Romania: Inside Europe last leper’s colony
12 September 2011
In Tichileşti, in the Danube delta, 19 patients continue to live in Europe’s last leper colony. Evenimentul Zilei reports from a location that was long kept secret by Romanian authorities.
Open sores, exposed bones, missing fingers… In the 1990s, when journalists discovered the leper colony in Tichileşti in the eastern Romanian county of Tulcea, they barely had words to describe the horror of an institution whose existence had long been hidden by state authorities. Twenty years later, much has changed: mainly thanks to one man who devoted his medical knowledge and his remarkable communication skills to make Tichileşti an idyllic hospice for patients suffering from a disease that was long believed to be incurable.
When he first arrived in Tichileşti in 1991, Răzvan Vasiliu had never seen a leper outside of the pages of a book. At the time, there were 61 people at the colony, which today is home to 19 residents. Now aged 53, Vasiliu has become Romania’s only expert on the disease.
Until recently, the lepers were isolated
Initially a monastery, which provided care for leprosy victims on an informal basis, Tichileşti was granted official status only to see it revoked again shortly afterwards. "The leper colony that was officially founded in 1900 was dismantled by the Bulgarians who took over the region of Dobruja. In 1924, the renowned Romanian journalist Brunea Fox published a shocking feature report entitled "Five days among the lepers," which alerted authorities and civil society to the plight of the settlement. When the survivors were finally carted back to the colony on an August night in 1928, there were 180 of them," recounts Răzvan Vasiliu.

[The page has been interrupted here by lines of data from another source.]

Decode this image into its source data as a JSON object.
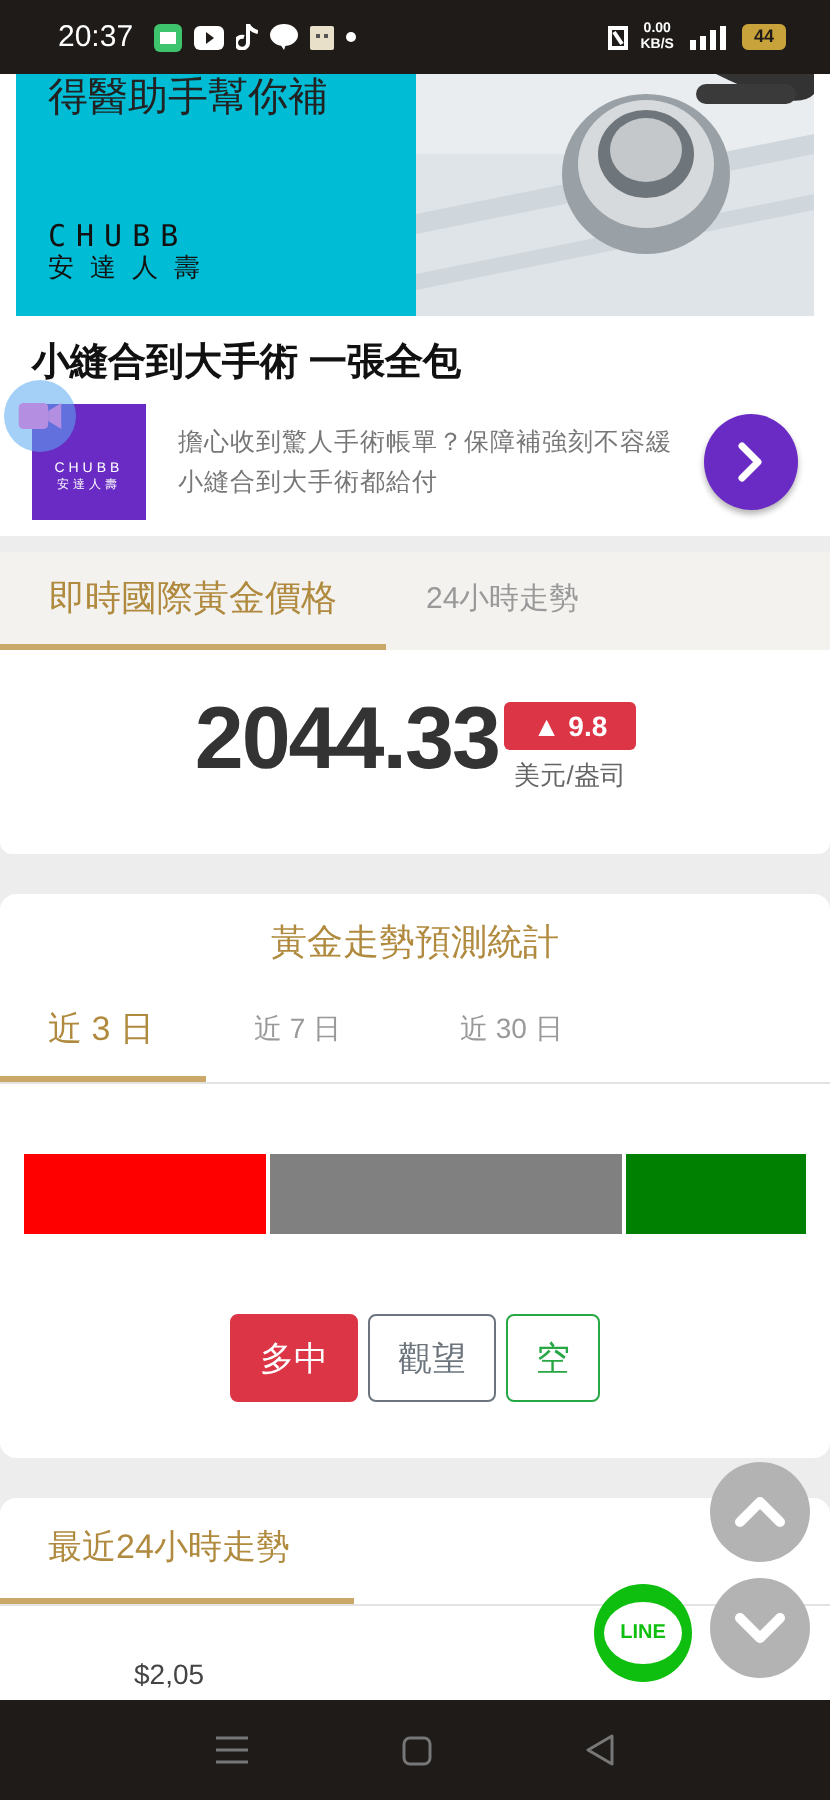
{
  "status_bar": {
    "time": "20:37",
    "net_speed": "0.00",
    "net_unit": "KB/S",
    "battery": "44"
  },
  "ad": {
    "banner_text": "得醫助手幫你補",
    "brand": "CHUBB",
    "brand_sub": "安達人壽",
    "title": "小縫合到大手術 一張全包",
    "logo_brand": "CHUBB",
    "logo_sub": "安達人壽",
    "description": [
      "擔心收到驚人手術帳單？保障補強刻不容緩",
      "小縫合到大手術都給付"
    ]
  },
  "price_tabs": [
    {
      "label": "即時國際黃金價格",
      "selected": true
    },
    {
      "label": "24小時走勢",
      "selected": false
    }
  ],
  "price": {
    "value": "2044.33",
    "change": "▲ 9.8",
    "unit": "美元/盎司"
  },
  "forecast": {
    "title": "黃金走勢預測統計",
    "periods": [
      {
        "label": "近 3 日",
        "selected": true
      },
      {
        "label": "近 7 日",
        "selected": false
      },
      {
        "label": "近 30 日",
        "selected": false
      }
    ],
    "segments": [
      {
        "color": "#ff0000"
      },
      {
        "color": "#808080"
      },
      {
        "color": "#008000"
      }
    ],
    "buttons": [
      {
        "label": "多中",
        "kind": "filled",
        "color": "#dc3545"
      },
      {
        "label": "觀望",
        "kind": "outline",
        "color": "#6c757d"
      },
      {
        "label": "空",
        "kind": "outline",
        "color": "#28a745"
      }
    ]
  },
  "trend": {
    "title": "最近24小時走勢",
    "axis_label": "$2,05"
  },
  "line_button": {
    "label": "LINE"
  }
}
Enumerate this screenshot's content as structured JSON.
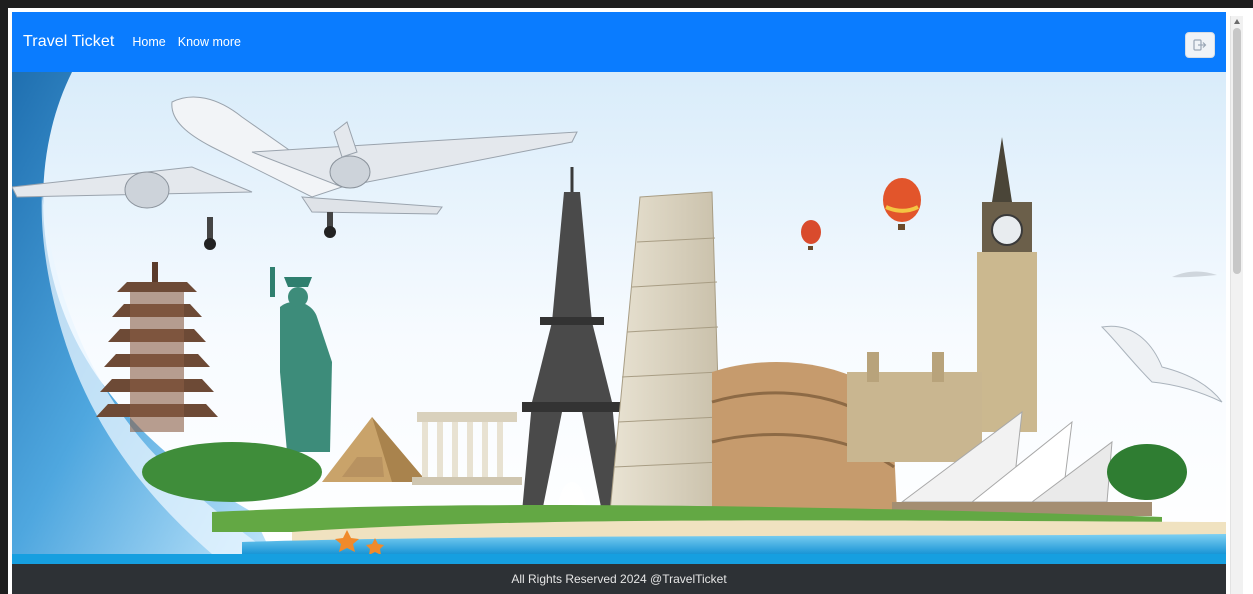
{
  "navbar": {
    "brand": "Travel Ticket",
    "links": [
      "Home",
      "Know more"
    ],
    "logout_icon": "logout-icon",
    "color": "#0a7cff"
  },
  "hero": {
    "image": "travel-landmarks-collage",
    "band_color": "#169fe0"
  },
  "footer": {
    "text": "All Rights Reserved 2024 @TravelTicket",
    "background": "#2d3135"
  }
}
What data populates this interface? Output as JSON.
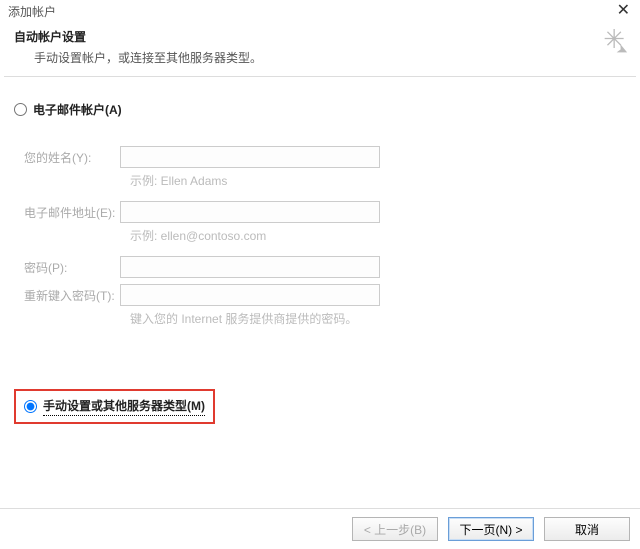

"Until 1990, leprosy was a taboo subject for the authorities, but the patients were well looked after," remarks the doctor. "They had already been given up for dead, and no one was to know about it. As for myself, I have always treated the patients like human beings. At times they fight with each other and their quarrels have to be resolved. The last time that happened, the argument was over whether they would watch a series or a match on television. I listened to both sides, and finally decided just to give them my TV," he remarks, smiling.
The doctor occupies one of the houses in the "residential settlement" built over 60 years ago, staying there five days a week for a monthly salary of 2,600 lei or 650 euros per month. He is also one of only a handful of doctors in Romania who does not benefit from bribes. The leprosy patients receive 80 bani (20 euro cents) per day of government benefit. Officially, the doctor is the leader of the settlement, although the patients are also represented by a "mayor".
Until recently, the lepers were isolated for aesthetic reasons or because it was erroneously assumed to be necessary. Today all of the residents in the Tichileşti hospital can request permission to leave the settlement. However, most of them are elderly, without family, and unable to live alone. Apart from that, they do also tend to lose bits and pieces of themselves…
"Leprosy is a great lady"
Hima Dumitru, an 83-year-old Baptist Ukranian who hails from Chilia Veche, is one of the linchpins of the settlement and its oldest resident. She was a young girl when she was diagnosed with leprosy 65 years ago. Ever since, she has lived in a little house on a low hill overlooking the valley. "After the war, the man whose statue you saw [in the courtyard of the hospital there is a bust of Dr Alexandru Filipeanu who worked there from 1938 to 1959] gave me pills. I was covered in red lepromas, but after three years of treatment, they all disappeared. I could have left then, but I fell in love with a young orphan, and I married her father." Then, before returning to read her Bible, she announces: "Leprosy is a great lady."
In association with the county government of Tulcea, Dr Vasiliu has founded a retirement home within the leprosy hospital complex. "It is now the most modern in the region, and we are looking after 30 elderly people. We want to put an end to our isolation. One day, Tichileşti could become a geriatric hospital or a palliative care home..." remarks the doctor with a wistful look in his eyes.